=== Section Start ===

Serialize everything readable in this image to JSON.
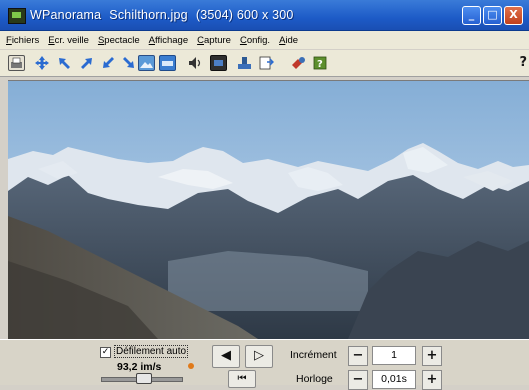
{
  "window": {
    "title_app": "WPanorama",
    "title_file": "Schilthorn.jpg",
    "title_info": "(3504)  600 x 300",
    "buttons": {
      "minimize": "_",
      "maximize": "□",
      "close": "X"
    }
  },
  "menu": {
    "items": [
      {
        "underline": "F",
        "rest": "ichiers"
      },
      {
        "underline": "E",
        "rest": "cr. veille"
      },
      {
        "underline": "S",
        "rest": "pectacle"
      },
      {
        "underline": "A",
        "rest": "ffichage"
      },
      {
        "underline": "C",
        "rest": "apture"
      },
      {
        "underline": "C",
        "rest": "onfig."
      },
      {
        "underline": "A",
        "rest": "ide"
      }
    ]
  },
  "toolbar": {
    "help_label": "?"
  },
  "controls": {
    "auto_scroll_label": "Défilement auto",
    "auto_scroll_checked": "✓",
    "speed": "93,2 im/s",
    "slider_value": 0.52,
    "prev_label": "◀",
    "next_label": "▷",
    "rewind_label": "⏮",
    "increment_label": "Incrément",
    "increment_value": "1",
    "clock_label": "Horloge",
    "clock_value": "0,01s",
    "minus": "−",
    "plus": "+"
  },
  "colors": {
    "titlebar": "#1d5bc7",
    "sky": "#9cc0e2",
    "accent_orange": "#e07a1a"
  }
}
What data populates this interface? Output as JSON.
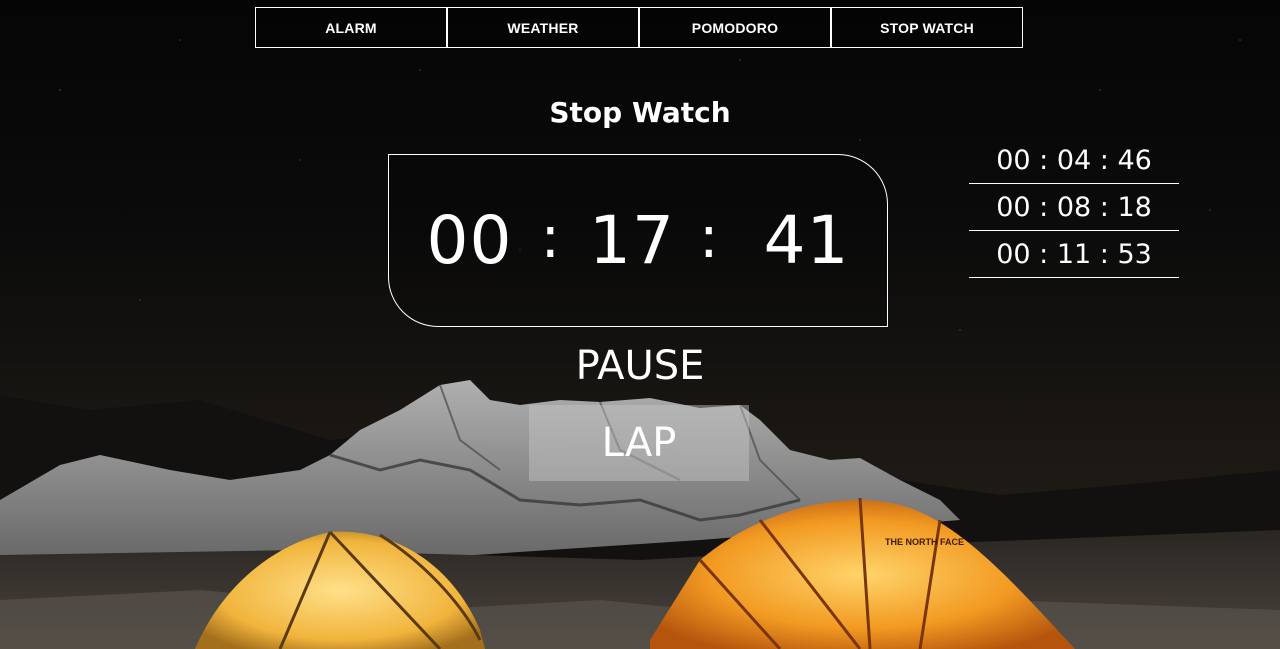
{
  "nav": {
    "items": [
      {
        "label": "ALARM"
      },
      {
        "label": "WEATHER"
      },
      {
        "label": "POMODORO"
      },
      {
        "label": "STOP WATCH"
      }
    ]
  },
  "stopwatch": {
    "title": "Stop Watch",
    "hours": "00",
    "minutes": "17",
    "seconds": "41",
    "separator": ":",
    "pause_label": "PAUSE",
    "lap_label": "LAP"
  },
  "laps": [
    {
      "time": "00 : 04 : 46"
    },
    {
      "time": "00 : 08 : 18"
    },
    {
      "time": "00 : 11 : 53"
    }
  ],
  "colors": {
    "text": "#ffffff",
    "lap_button_bg": "rgba(200,200,200,0.45)",
    "tent_orange": "#f08a1c",
    "tent_yellow": "#f5b83a"
  }
}
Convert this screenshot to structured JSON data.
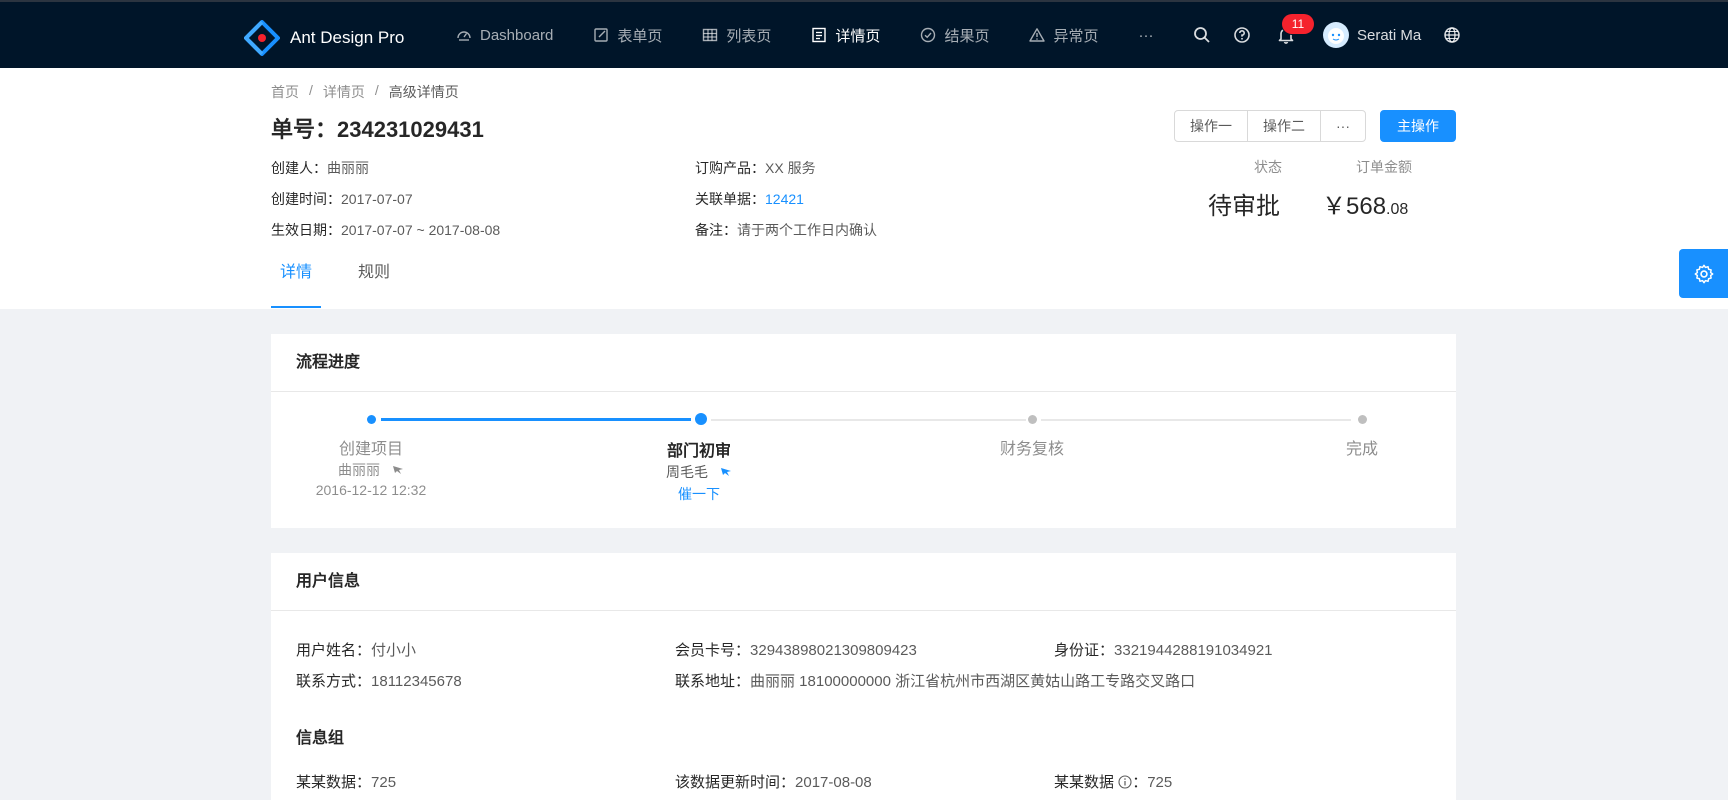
{
  "app": {
    "title": "Ant Design Pro"
  },
  "nav": {
    "items": [
      {
        "label": "Dashboard",
        "icon": "dashboard-icon"
      },
      {
        "label": "表单页",
        "icon": "form-icon"
      },
      {
        "label": "列表页",
        "icon": "table-icon"
      },
      {
        "label": "详情页",
        "icon": "profile-icon"
      },
      {
        "label": "结果页",
        "icon": "check-circle-icon"
      },
      {
        "label": "异常页",
        "icon": "warning-icon"
      }
    ],
    "more": "···",
    "notification_count": "11",
    "user_name": "Serati Ma"
  },
  "breadcrumb": [
    "首页",
    "详情页",
    "高级详情页"
  ],
  "header": {
    "title": "单号：234231029431",
    "actions": [
      "操作一",
      "操作二",
      "···"
    ],
    "primary_action": "主操作",
    "fields": {
      "creator_label": "创建人：",
      "creator": "曲丽丽",
      "product_label": "订购产品：",
      "product": "XX 服务",
      "created_label": "创建时间：",
      "created": "2017-07-07",
      "ref_label": "关联单据：",
      "ref": "12421",
      "effective_label": "生效日期：",
      "effective": "2017-07-07 ~ 2017-08-08",
      "remark_label": "备注：",
      "remark": "请于两个工作日内确认"
    },
    "status_label": "状态",
    "status": "待审批",
    "amount_label": "订单金额",
    "amount_main": "￥568",
    "amount_cents": ".08"
  },
  "tabs": [
    "详情",
    "规则"
  ],
  "progress": {
    "title": "流程进度",
    "steps": [
      {
        "title": "创建项目",
        "person": "曲丽丽",
        "time": "2016-12-12 12:32"
      },
      {
        "title": "部门初审",
        "person": "周毛毛",
        "action": "催一下"
      },
      {
        "title": "财务复核"
      },
      {
        "title": "完成"
      }
    ]
  },
  "user_info": {
    "title": "用户信息",
    "name_label": "用户姓名：",
    "name": "付小小",
    "member_label": "会员卡号：",
    "member": "32943898021309809423",
    "id_label": "身份证：",
    "id": "3321944288191034921",
    "phone_label": "联系方式：",
    "phone": "18112345678",
    "address_label": "联系地址：",
    "address": "曲丽丽 18100000000 浙江省杭州市西湖区黄姑山路工专路交叉路口",
    "group_title": "信息组",
    "data1_label": "某某数据：",
    "data1": "725",
    "updated_label": "该数据更新时间：",
    "updated": "2017-08-08",
    "data2_label": "某某数据",
    "data2_colon": "：",
    "data2": "725"
  },
  "colors": {
    "nav_bg": "#001529",
    "primary": "#1890ff",
    "page_bg": "#f0f2f5"
  }
}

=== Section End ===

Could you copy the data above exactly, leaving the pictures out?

### [Written answer]
Serialize everything readable in this image to JSON.
{
  "window": {
    "title_app": "WPanorama",
    "title_file": "Schilthorn.jpg",
    "title_info": "(3504)  600 x 300",
    "buttons": {
      "minimize": "_",
      "maximize": "□",
      "close": "X"
    }
  },
  "menu": {
    "items": [
      {
        "underline": "F",
        "rest": "ichiers"
      },
      {
        "underline": "E",
        "rest": "cr. veille"
      },
      {
        "underline": "S",
        "rest": "pectacle"
      },
      {
        "underline": "A",
        "rest": "ffichage"
      },
      {
        "underline": "C",
        "rest": "apture"
      },
      {
        "underline": "C",
        "rest": "onfig."
      },
      {
        "underline": "A",
        "rest": "ide"
      }
    ]
  },
  "toolbar": {
    "help_label": "?"
  },
  "controls": {
    "auto_scroll_label": "Défilement auto",
    "auto_scroll_checked": "✓",
    "speed": "93,2 im/s",
    "slider_value": 0.52,
    "prev_label": "◀",
    "next_label": "▷",
    "rewind_label": "⏮",
    "increment_label": "Incrément",
    "increment_value": "1",
    "clock_label": "Horloge",
    "clock_value": "0,01s",
    "minus": "−",
    "plus": "+"
  },
  "colors": {
    "titlebar": "#1d5bc7",
    "sky": "#9cc0e2",
    "accent_orange": "#e07a1a"
  }
}
What data populates this interface? Output as JSON.
{
  "nav": {
    "items": [
      {
        "label": "ALARM"
      },
      {
        "label": "WEATHER"
      },
      {
        "label": "POMODORO"
      },
      {
        "label": "STOP WATCH"
      }
    ]
  },
  "stopwatch": {
    "title": "Stop Watch",
    "hours": "00",
    "minutes": "17",
    "seconds": "41",
    "separator": ":",
    "pause_label": "PAUSE",
    "lap_label": "LAP"
  },
  "laps": [
    {
      "time": "00 : 04 : 46"
    },
    {
      "time": "00 : 08 : 18"
    },
    {
      "time": "00 : 11 : 53"
    }
  ],
  "colors": {
    "text": "#ffffff",
    "lap_button_bg": "rgba(200,200,200,0.45)",
    "tent_orange": "#f08a1c",
    "tent_yellow": "#f5b83a"
  }
}
Convert this screenshot to structured JSON data.
{
  "app": {
    "title": "Ant Design Pro"
  },
  "nav": {
    "items": [
      {
        "label": "Dashboard",
        "icon": "dashboard-icon"
      },
      {
        "label": "表单页",
        "icon": "form-icon"
      },
      {
        "label": "列表页",
        "icon": "table-icon"
      },
      {
        "label": "详情页",
        "icon": "profile-icon"
      },
      {
        "label": "结果页",
        "icon": "check-circle-icon"
      },
      {
        "label": "异常页",
        "icon": "warning-icon"
      }
    ],
    "more": "···",
    "notification_count": "11",
    "user_name": "Serati Ma"
  },
  "breadcrumb": [
    "首页",
    "详情页",
    "高级详情页"
  ],
  "header": {
    "title": "单号：234231029431",
    "actions": [
      "操作一",
      "操作二",
      "···"
    ],
    "primary_action": "主操作",
    "fields": {
      "creator_label": "创建人：",
      "creator": "曲丽丽",
      "product_label": "订购产品：",
      "product": "XX 服务",
      "created_label": "创建时间：",
      "created": "2017-07-07",
      "ref_label": "关联单据：",
      "ref": "12421",
      "effective_label": "生效日期：",
      "effective": "2017-07-07 ~ 2017-08-08",
      "remark_label": "备注：",
      "remark": "请于两个工作日内确认"
    },
    "status_label": "状态",
    "status": "待审批",
    "amount_label": "订单金额",
    "amount_main": "￥568",
    "amount_cents": ".08"
  },
  "tabs": [
    "详情",
    "规则"
  ],
  "progress": {
    "title": "流程进度",
    "steps": [
      {
        "title": "创建项目",
        "person": "曲丽丽",
        "time": "2016-12-12 12:32"
      },
      {
        "title": "部门初审",
        "person": "周毛毛",
        "action": "催一下"
      },
      {
        "title": "财务复核"
      },
      {
        "title": "完成"
      }
    ]
  },
  "user_info": {
    "title": "用户信息",
    "name_label": "用户姓名：",
    "name": "付小小",
    "member_label": "会员卡号：",
    "member": "32943898021309809423",
    "id_label": "身份证：",
    "id": "3321944288191034921",
    "phone_label": "联系方式：",
    "phone": "18112345678",
    "address_label": "联系地址：",
    "address": "曲丽丽 18100000000 浙江省杭州市西湖区黄姑山路工专路交叉路口",
    "group_title": "信息组",
    "data1_label": "某某数据：",
    "data1": "725",
    "updated_label": "该数据更新时间：",
    "updated": "2017-08-08",
    "data2_label": "某某数据",
    "data2_colon": "：",
    "data2": "725"
  },
  "colors": {
    "nav_bg": "#001529",
    "primary": "#1890ff",
    "page_bg": "#f0f2f5"
  }
}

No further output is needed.